__Data provided__
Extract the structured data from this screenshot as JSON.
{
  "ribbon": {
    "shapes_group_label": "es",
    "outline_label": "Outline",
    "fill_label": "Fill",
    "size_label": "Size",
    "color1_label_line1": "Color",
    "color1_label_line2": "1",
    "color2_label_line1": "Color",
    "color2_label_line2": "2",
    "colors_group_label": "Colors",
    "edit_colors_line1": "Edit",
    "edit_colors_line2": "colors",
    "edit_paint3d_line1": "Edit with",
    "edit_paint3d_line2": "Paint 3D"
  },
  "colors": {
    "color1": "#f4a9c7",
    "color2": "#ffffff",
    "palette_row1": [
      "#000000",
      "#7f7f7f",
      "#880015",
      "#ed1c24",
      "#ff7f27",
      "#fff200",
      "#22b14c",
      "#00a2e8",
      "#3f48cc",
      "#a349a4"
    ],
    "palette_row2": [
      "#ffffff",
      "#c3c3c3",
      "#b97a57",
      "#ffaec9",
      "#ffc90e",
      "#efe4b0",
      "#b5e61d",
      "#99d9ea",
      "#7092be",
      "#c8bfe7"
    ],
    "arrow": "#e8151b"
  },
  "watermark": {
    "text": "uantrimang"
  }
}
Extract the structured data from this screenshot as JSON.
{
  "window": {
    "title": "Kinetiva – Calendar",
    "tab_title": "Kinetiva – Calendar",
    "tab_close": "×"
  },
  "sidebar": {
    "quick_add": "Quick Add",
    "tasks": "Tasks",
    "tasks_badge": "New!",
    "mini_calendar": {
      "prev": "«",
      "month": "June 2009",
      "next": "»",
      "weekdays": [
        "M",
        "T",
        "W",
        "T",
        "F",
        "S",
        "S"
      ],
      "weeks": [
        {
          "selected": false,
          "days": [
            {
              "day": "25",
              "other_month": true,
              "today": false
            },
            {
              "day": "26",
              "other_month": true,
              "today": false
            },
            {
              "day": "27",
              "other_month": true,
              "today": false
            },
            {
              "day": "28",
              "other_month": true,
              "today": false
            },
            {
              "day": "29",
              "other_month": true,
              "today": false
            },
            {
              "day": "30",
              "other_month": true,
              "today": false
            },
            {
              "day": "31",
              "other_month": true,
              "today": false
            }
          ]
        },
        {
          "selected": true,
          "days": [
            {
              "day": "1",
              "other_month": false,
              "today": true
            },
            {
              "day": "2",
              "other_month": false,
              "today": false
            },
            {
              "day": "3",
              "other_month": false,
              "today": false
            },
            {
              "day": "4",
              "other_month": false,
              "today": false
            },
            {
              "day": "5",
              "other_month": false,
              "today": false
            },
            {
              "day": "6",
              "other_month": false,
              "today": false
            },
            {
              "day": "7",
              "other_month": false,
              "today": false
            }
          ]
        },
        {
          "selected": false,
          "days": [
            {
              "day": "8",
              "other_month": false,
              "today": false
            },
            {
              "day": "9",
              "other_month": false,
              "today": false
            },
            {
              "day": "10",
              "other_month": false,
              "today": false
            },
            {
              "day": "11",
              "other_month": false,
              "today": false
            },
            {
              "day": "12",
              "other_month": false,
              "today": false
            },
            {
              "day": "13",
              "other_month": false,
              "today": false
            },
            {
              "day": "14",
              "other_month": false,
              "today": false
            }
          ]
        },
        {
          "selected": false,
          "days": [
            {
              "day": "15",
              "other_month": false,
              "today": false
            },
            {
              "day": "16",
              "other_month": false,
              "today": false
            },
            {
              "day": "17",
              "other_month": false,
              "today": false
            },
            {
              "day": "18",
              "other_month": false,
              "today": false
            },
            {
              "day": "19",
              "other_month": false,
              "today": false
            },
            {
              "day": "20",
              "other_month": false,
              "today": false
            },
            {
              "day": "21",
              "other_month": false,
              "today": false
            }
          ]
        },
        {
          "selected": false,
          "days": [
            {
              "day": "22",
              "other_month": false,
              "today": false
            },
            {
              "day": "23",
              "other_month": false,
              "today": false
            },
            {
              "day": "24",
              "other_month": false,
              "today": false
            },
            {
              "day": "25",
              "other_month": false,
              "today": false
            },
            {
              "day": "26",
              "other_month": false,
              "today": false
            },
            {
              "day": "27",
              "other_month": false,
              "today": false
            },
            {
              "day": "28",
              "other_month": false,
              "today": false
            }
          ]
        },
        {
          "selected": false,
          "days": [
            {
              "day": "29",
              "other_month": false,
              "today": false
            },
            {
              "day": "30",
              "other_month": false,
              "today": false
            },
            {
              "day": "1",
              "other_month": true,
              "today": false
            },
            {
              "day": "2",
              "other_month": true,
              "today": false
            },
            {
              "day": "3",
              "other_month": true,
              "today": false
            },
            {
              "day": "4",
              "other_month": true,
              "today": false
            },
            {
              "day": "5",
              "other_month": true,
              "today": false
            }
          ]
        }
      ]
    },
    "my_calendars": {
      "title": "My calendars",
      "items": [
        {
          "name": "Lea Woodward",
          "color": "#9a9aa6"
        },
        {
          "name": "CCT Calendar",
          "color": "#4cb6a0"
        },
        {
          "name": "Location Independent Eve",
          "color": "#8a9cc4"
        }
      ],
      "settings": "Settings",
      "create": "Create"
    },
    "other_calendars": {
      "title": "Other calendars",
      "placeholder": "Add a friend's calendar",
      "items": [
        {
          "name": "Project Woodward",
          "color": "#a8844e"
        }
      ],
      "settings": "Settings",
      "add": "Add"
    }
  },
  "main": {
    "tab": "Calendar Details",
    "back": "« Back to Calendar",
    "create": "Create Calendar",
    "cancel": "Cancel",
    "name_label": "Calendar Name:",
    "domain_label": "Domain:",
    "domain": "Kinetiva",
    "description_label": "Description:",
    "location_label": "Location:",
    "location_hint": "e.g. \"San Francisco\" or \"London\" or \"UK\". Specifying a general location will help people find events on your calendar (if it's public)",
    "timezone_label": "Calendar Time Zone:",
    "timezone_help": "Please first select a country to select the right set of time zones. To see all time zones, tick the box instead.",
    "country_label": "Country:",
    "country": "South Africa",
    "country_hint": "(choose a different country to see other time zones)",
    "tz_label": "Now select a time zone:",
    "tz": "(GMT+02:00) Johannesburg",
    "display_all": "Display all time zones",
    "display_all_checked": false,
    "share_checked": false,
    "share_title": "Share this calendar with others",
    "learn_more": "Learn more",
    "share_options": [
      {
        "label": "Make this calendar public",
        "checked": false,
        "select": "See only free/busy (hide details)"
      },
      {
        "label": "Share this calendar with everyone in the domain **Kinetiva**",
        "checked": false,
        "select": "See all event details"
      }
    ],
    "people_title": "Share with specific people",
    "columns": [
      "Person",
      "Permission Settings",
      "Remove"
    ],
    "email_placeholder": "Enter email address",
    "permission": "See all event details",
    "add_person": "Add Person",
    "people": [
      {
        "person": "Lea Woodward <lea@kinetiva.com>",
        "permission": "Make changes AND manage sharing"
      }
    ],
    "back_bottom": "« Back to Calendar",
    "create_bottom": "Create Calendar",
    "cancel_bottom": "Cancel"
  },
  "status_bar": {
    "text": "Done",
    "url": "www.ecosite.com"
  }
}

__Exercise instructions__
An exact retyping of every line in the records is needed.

__Response area__
Extract the structured data from this screenshot as JSON.
{
  "ribbon": {
    "shapes_group_label": "es",
    "outline_label": "Outline",
    "fill_label": "Fill",
    "size_label": "Size",
    "color1_label_line1": "Color",
    "color1_label_line2": "1",
    "color2_label_line1": "Color",
    "color2_label_line2": "2",
    "colors_group_label": "Colors",
    "edit_colors_line1": "Edit",
    "edit_colors_line2": "colors",
    "edit_paint3d_line1": "Edit with",
    "edit_paint3d_line2": "Paint 3D"
  },
  "colors": {
    "color1": "#f4a9c7",
    "color2": "#ffffff",
    "palette_row1": [
      "#000000",
      "#7f7f7f",
      "#880015",
      "#ed1c24",
      "#ff7f27",
      "#fff200",
      "#22b14c",
      "#00a2e8",
      "#3f48cc",
      "#a349a4"
    ],
    "palette_row2": [
      "#ffffff",
      "#c3c3c3",
      "#b97a57",
      "#ffaec9",
      "#ffc90e",
      "#efe4b0",
      "#b5e61d",
      "#99d9ea",
      "#7092be",
      "#c8bfe7"
    ],
    "arrow": "#e8151b"
  },
  "watermark": {
    "text": "uantrimang"
  }
}
Extract the structured data from this screenshot as JSON.
{
  "window": {
    "title": "Kinetiva – Calendar",
    "tab_title": "Kinetiva – Calendar",
    "tab_close": "×"
  },
  "sidebar": {
    "quick_add": "Quick Add",
    "tasks": "Tasks",
    "tasks_badge": "New!",
    "mini_calendar": {
      "prev": "«",
      "month": "June 2009",
      "next": "»",
      "weekdays": [
        "M",
        "T",
        "W",
        "T",
        "F",
        "S",
        "S"
      ],
      "weeks": [
        {
          "selected": false,
          "days": [
            {
              "day": "25",
              "other_month": true,
              "today": false
            },
            {
              "day": "26",
              "other_month": true,
              "today": false
            },
            {
              "day": "27",
              "other_month": true,
              "today": false
            },
            {
              "day": "28",
              "other_month": true,
              "today": false
            },
            {
              "day": "29",
              "other_month": true,
              "today": false
            },
            {
              "day": "30",
              "other_month": true,
              "today": false
            },
            {
              "day": "31",
              "other_month": true,
              "today": false
            }
          ]
        },
        {
          "selected": true,
          "days": [
            {
              "day": "1",
              "other_month": false,
              "today": true
            },
            {
              "day": "2",
              "other_month": false,
              "today": false
            },
            {
              "day": "3",
              "other_month": false,
              "today": false
            },
            {
              "day": "4",
              "other_month": false,
              "today": false
            },
            {
              "day": "5",
              "other_month": false,
              "today": false
            },
            {
              "day": "6",
              "other_month": false,
              "today": false
            },
            {
              "day": "7",
              "other_month": false,
              "today": false
            }
          ]
        },
        {
          "selected": false,
          "days": [
            {
              "day": "8",
              "other_month": false,
              "today": false
            },
            {
              "day": "9",
              "other_month": false,
              "today": false
            },
            {
              "day": "10",
              "other_month": false,
              "today": false
            },
            {
              "day": "11",
              "other_month": false,
              "today": false
            },
            {
              "day": "12",
              "other_month": false,
              "today": false
            },
            {
              "day": "13",
              "other_month": false,
              "today": false
            },
            {
              "day": "14",
              "other_month": false,
              "today": false
            }
          ]
        },
        {
          "selected": false,
          "days": [
            {
              "day": "15",
              "other_month": false,
              "today": false
            },
            {
              "day": "16",
              "other_month": false,
              "today": false
            },
            {
              "day": "17",
              "other_month": false,
              "today": false
            },
            {
              "day": "18",
              "other_month": false,
              "today": false
            },
            {
              "day": "19",
              "other_month": false,
              "today": false
            },
            {
              "day": "20",
              "other_month": false,
              "today": false
            },
            {
              "day": "21",
              "other_month": false,
              "today": false
            }
          ]
        },
        {
          "selected": false,
          "days": [
            {
              "day": "22",
              "other_month": false,
              "today": false
            },
            {
              "day": "23",
              "other_month": false,
              "today": false
            },
            {
              "day": "24",
              "other_month": false,
              "today": false
            },
            {
              "day": "25",
              "other_month": false,
              "today": false
            },
            {
              "day": "26",
              "other_month": false,
              "today": false
            },
            {
              "day": "27",
              "other_month": false,
              "today": false
            },
            {
              "day": "28",
              "other_month": false,
              "today": false
            }
          ]
        },
        {
          "selected": false,
          "days": [
            {
              "day": "29",
              "other_month": false,
              "today": false
            },
            {
              "day": "30",
              "other_month": false,
              "today": false
            },
            {
              "day": "1",
              "other_month": true,
              "today": false
            },
            {
              "day": "2",
              "other_month": true,
              "today": false
            },
            {
              "day": "3",
              "other_month": true,
              "today": false
            },
            {
              "day": "4",
              "other_month": true,
              "today": false
            },
            {
              "day": "5",
              "other_month": true,
              "today": false
            }
          ]
        }
      ]
    },
    "my_calendars": {
      "title": "My calendars",
      "items": [
        {
          "name": "Lea Woodward",
          "color": "#9a9aa6"
        },
        {
          "name": "CCT Calendar",
          "color": "#4cb6a0"
        },
        {
          "name": "Location Independent Eve",
          "color": "#8a9cc4"
        }
      ],
      "settings": "Settings",
      "create": "Create"
    },
    "other_calendars": {
      "title": "Other calendars",
      "placeholder": "Add a friend's calendar",
      "items": [
        {
          "name": "Project Woodward",
          "color": "#a8844e"
        }
      ],
      "settings": "Settings",
      "add": "Add"
    }
  },
  "main": {
    "tab": "Calendar Details",
    "back": "« Back to Calendar",
    "create": "Create Calendar",
    "cancel": "Cancel",
    "name_label": "Calendar Name:",
    "domain_label": "Domain:",
    "domain": "Kinetiva",
    "description_label": "Description:",
    "location_label": "Location:",
    "location_hint": "e.g. \"San Francisco\" or \"London\" or \"UK\". Specifying a general location will help people find events on your calendar (if it's public)",
    "timezone_label": "Calendar Time Zone:",
    "timezone_help": "Please first select a country to select the right set of time zones. To see all time zones, tick the box instead.",
    "country_label": "Country:",
    "country": "South Africa",
    "country_hint": "(choose a different country to see other time zones)",
    "tz_label": "Now select a time zone:",
    "tz": "(GMT+02:00) Johannesburg",
    "display_all": "Display all time zones",
    "display_all_checked": false,
    "share_checked": false,
    "share_title": "Share this calendar with others",
    "learn_more": "Learn more",
    "share_options": [
      {
        "label": "Make this calendar public",
        "checked": false,
        "select": "See only free/busy (hide details)"
      },
      {
        "label": "Share this calendar with everyone in the domain **Kinetiva**",
        "checked": false,
        "select": "See all event details"
      }
    ],
    "people_title": "Share with specific people",
    "columns": [
      "Person",
      "Permission Settings",
      "Remove"
    ],
    "email_placeholder": "Enter email address",
    "permission": "See all event details",
    "add_person": "Add Person",
    "people": [
      {
        "person": "Lea Woodward <lea@kinetiva.com>",
        "permission": "Make changes AND manage sharing"
      }
    ],
    "back_bottom": "« Back to Calendar",
    "create_bottom": "Create Calendar",
    "cancel_bottom": "Cancel"
  },
  "status_bar": {
    "text": "Done",
    "url": "www.ecosite.com"
  }
}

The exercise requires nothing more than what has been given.